Tax Reform Tosses Nonprofits $1M Quandary
The recent reform of the U.S. tax code has been lauded in many circles, but it has left some nonprofits reeling and facing potentially large excise taxes.
For tax years beginning on or after Jan. 1, tax-exempt organizations face a 21 percent excise tax on executive compensation that is above $1 million, prompting intense chatter among some nonprofits worried about hefty tax bills.
While nonprofit organizations have had to contend with the excess benefit transaction rules, there was no hard limit on how much they could pay top executives without tax consequences. By contrast, publicly held companies have long paid additional taxes (by result of the disallowance of a deduction) on certain executive pay over $1 million.
The new law imposing the 21 percent excise tax on compensation over $1 million is equal to the corporate tax rate and is owed by the employer, not the employee. Further, it applies only to the amount paid above $1 million. There is also a 21 percent excise tax on “excess parachute payments,” which generally includes amounts paid as the result of separation (e.g. severance pay) in excess of three times the executive’s five-year average pay.
The change requires that all tax-exempt organizations identify employees who meet the $1 million threshold. If an organization has many employees earning more than $1 million, the tax will only be levied on the five highest paid among them.
Workers likely to be impacted include top executives running hospital systems, nonprofit insurance companies, large charities and foundations, university presidents and executives running political organizations. The change will hit colleges with high-paid athletic coaches especially hard. For example, the $7 million annual pay for Duke University basketball coach Mike Krzyzewski would incur an excise tax bill of $1.26 million (21 percent of $6 million). Likewise, the $11 million paycheck for University of Alabama football coach Nick Saban would cost the school an extra $2.1 million each year (21 percent of $10 million).
The law exempts compensation for medical services, including pay to licensed medical professionals, such as veterinarians, doctors and nurses. So, a nonprofit hospital system with several surgeons earning more than $1 million will not need to pay excise tax on those earnings.
The excise tax change has left chief financial officers at affected organizations seeking creative approaches to mitigate the impact. There are two principal actions that organizations should consider in an effort to avoid paying the excise tax:

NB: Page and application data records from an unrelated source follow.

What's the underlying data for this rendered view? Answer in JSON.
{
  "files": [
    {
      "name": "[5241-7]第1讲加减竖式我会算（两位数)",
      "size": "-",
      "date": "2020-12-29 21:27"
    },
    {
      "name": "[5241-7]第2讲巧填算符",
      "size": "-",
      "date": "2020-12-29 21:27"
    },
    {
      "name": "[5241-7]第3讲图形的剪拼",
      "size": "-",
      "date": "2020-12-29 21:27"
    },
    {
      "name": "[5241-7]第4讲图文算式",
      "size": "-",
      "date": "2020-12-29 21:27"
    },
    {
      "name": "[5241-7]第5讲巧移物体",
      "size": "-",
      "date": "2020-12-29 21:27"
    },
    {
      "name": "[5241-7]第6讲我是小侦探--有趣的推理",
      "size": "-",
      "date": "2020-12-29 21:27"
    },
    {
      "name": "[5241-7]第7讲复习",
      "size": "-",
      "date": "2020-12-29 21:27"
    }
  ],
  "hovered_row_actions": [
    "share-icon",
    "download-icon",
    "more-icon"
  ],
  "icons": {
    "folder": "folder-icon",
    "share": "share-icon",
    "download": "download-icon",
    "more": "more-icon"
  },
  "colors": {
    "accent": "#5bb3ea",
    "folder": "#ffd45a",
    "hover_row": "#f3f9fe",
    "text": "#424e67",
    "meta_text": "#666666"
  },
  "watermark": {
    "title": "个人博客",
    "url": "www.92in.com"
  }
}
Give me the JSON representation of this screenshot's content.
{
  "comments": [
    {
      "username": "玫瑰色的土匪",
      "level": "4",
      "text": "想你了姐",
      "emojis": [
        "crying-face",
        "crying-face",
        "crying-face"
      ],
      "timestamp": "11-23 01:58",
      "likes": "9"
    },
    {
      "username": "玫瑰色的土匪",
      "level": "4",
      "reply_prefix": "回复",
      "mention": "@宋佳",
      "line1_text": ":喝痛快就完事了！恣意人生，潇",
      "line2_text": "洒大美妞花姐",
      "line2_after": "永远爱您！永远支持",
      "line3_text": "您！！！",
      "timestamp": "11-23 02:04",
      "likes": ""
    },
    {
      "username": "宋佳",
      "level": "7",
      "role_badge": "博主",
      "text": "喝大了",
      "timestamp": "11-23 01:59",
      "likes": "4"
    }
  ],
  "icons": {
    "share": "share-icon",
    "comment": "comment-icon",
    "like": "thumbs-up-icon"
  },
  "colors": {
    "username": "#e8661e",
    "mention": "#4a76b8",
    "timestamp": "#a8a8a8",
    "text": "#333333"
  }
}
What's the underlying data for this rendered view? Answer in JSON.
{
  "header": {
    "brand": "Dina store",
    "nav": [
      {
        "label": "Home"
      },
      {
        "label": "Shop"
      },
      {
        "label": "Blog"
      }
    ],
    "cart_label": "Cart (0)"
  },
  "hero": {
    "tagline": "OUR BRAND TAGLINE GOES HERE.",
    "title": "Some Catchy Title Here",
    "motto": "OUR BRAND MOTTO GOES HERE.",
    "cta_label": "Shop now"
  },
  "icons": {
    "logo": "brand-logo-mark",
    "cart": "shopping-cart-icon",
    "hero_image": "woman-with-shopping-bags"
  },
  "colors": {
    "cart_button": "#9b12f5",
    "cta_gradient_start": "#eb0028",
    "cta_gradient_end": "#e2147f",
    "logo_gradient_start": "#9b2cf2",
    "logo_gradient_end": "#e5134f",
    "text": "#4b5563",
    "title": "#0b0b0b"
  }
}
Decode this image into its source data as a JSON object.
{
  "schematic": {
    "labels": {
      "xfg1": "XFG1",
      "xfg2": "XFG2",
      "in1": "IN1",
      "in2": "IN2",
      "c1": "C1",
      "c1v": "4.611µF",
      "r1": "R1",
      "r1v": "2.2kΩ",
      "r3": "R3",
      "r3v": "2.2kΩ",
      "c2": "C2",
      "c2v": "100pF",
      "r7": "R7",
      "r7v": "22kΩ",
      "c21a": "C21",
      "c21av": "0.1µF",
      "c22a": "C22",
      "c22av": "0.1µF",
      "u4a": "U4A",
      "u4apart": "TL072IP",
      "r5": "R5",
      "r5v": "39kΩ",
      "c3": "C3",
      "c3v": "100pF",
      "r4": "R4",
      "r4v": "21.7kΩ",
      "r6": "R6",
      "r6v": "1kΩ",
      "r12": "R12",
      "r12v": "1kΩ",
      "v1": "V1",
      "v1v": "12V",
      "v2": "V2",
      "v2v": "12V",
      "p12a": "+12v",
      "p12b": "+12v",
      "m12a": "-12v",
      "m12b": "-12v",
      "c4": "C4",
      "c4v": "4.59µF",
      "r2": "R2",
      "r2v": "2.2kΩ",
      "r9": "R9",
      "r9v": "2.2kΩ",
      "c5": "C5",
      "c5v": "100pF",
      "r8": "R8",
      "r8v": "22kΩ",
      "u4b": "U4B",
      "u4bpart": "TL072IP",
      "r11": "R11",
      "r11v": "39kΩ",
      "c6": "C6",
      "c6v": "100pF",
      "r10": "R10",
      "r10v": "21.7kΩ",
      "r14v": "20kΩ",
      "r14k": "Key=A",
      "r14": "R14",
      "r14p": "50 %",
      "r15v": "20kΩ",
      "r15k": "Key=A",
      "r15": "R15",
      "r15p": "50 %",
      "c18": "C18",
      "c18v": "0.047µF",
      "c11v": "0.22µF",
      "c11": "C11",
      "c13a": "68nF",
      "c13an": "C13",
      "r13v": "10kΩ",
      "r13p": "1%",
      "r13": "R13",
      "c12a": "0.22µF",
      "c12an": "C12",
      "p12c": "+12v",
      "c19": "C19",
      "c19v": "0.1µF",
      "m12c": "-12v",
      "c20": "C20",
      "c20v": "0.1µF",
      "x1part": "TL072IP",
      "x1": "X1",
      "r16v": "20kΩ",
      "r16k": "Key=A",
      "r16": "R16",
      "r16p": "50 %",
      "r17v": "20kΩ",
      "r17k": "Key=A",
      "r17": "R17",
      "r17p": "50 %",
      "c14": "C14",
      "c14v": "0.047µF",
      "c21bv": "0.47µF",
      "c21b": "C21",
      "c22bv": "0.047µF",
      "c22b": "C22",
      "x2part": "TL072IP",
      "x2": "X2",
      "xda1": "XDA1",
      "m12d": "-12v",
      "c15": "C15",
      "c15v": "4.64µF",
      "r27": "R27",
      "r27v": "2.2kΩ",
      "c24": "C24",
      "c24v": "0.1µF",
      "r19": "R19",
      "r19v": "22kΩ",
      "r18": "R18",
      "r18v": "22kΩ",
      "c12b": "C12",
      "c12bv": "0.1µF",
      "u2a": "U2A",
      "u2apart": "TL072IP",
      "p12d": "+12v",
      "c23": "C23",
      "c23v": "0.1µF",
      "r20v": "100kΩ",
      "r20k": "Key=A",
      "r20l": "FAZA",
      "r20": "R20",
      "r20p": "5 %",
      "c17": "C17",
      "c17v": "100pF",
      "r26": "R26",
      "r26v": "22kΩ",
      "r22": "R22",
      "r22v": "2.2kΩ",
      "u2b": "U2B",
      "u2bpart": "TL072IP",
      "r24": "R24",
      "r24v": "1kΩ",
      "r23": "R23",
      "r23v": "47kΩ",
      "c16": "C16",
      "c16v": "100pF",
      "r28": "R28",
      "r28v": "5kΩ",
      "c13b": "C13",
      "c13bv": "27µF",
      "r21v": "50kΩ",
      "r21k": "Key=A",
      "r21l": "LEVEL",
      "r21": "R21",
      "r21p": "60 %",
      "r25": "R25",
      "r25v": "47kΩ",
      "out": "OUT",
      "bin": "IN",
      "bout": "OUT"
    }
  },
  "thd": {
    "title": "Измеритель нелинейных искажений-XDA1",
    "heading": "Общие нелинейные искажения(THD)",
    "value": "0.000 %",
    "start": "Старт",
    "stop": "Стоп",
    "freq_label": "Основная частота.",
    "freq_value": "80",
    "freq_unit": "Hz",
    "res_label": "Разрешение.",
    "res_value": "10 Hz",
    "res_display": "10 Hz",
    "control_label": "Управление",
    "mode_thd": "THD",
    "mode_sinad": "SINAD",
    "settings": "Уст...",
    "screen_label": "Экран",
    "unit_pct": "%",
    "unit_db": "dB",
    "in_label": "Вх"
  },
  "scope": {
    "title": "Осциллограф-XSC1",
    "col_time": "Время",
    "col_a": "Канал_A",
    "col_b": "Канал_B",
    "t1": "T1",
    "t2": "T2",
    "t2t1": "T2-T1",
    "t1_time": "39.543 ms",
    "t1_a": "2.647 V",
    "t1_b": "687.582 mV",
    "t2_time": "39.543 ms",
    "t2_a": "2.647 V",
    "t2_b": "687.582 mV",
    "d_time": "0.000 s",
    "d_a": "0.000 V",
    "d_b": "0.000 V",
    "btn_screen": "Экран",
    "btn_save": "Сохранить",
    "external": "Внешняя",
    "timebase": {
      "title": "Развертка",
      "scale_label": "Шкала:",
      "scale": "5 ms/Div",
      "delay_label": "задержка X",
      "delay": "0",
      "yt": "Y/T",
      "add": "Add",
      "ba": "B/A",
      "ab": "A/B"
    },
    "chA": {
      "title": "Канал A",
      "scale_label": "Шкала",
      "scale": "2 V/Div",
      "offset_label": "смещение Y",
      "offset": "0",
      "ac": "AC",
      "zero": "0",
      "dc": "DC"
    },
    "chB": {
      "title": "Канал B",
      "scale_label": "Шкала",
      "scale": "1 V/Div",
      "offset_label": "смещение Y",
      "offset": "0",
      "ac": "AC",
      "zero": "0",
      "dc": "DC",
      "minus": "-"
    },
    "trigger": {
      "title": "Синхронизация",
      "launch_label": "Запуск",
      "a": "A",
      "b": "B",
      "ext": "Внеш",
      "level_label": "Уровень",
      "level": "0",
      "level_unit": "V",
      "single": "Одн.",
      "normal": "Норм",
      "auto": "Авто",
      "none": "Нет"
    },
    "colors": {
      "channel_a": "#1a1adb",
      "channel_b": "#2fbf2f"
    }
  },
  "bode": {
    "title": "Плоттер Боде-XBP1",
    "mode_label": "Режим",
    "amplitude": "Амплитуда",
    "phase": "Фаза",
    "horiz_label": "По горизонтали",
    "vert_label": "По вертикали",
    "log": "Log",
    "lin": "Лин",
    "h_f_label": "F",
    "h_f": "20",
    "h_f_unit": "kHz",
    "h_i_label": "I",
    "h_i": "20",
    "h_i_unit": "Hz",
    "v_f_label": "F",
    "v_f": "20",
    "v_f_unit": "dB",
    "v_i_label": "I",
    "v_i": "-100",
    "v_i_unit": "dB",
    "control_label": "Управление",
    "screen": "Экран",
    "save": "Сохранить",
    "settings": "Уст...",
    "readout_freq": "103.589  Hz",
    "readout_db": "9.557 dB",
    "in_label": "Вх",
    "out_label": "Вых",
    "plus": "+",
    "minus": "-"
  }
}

1. Restructuring bonus payout terms. For executives with pay hovering near the $1 million level—perhaps rising above it some years and below for others as a result of performance-based payments—employers can look at the structure of remuneration to gauge if modifications could minimize the tax impact. For example, a coach with a base pay of $500,000, who leads a team to the playoffs on average every two years and has a $1 million bonus for doing so, would trigger the excise tax on years when the team performs well.
However, weighting that bonus schedule to reflect performance goals over several years could change the coach’s pay to $1 million every year, avoiding the tax liability entirely. The goal is to structure pay so that by weighting performance goals over several years, pay remains relatively steady, avoiding fluctuating above the $1 million threshold. The same approach could be used for any executive with performance targets that can result in large swings in bonus size.
2. Defer compensation. Proposed regulations under section 457(f) of the tax code, excludes taxing compensation that is subject to “substantial risk of forfeiture.” That opens up the possibility to using deferred compensation to prolong the risk of forfeiture and postpone the tax liability. A nonprofit entity and the affected executive could, for example, contractually agree to extend the vesting period of a yet-to-be-earned bonus, pushing the tax liability into future years.
Organizations can also use non-compete agreements for former employees to extend their risk of forfeiture for up to five years. Another option is putting off vesting until after retirement. So, an executive earning $1.1 million could have $100,000 of that amount placed into a deferred compensation plan, dated to vest one year after retirement. Then, in the first year of retirement, assuming that the deferred compensation doesn’t exceed $1 million, the executive would collect that amount, avoiding the excise tax liability.
Organizations can also look to make some smaller changes that can help. If employers are not maxing out their retirement plan contributions, they can do so to put some compensation there. However, contributions generally max out at $55,000, so that change won’t make a significant difference.
Nonprofits could also add non-taxable fringe benefits, such as retiree medical coverage, although that may end up costing more than reducing excise taxes because increased benefits would also apply to others.
Additionally, employers with severance or other agreements that put them at risk of a tax on excess parachute payments can look for ways to build up an employee’s compensation while employed to mitigate the excise tax impact.
With the new tax laws having just passed, it will remain unclear exactly how all this will play out until the IRS writes new regulations to codify the latest tax regime. Those regulations may even result in the agency nixing its proposed section 457(f) regulation, making it harder to avoid taxes using the substantial risk of forfeiture approaches outlined above.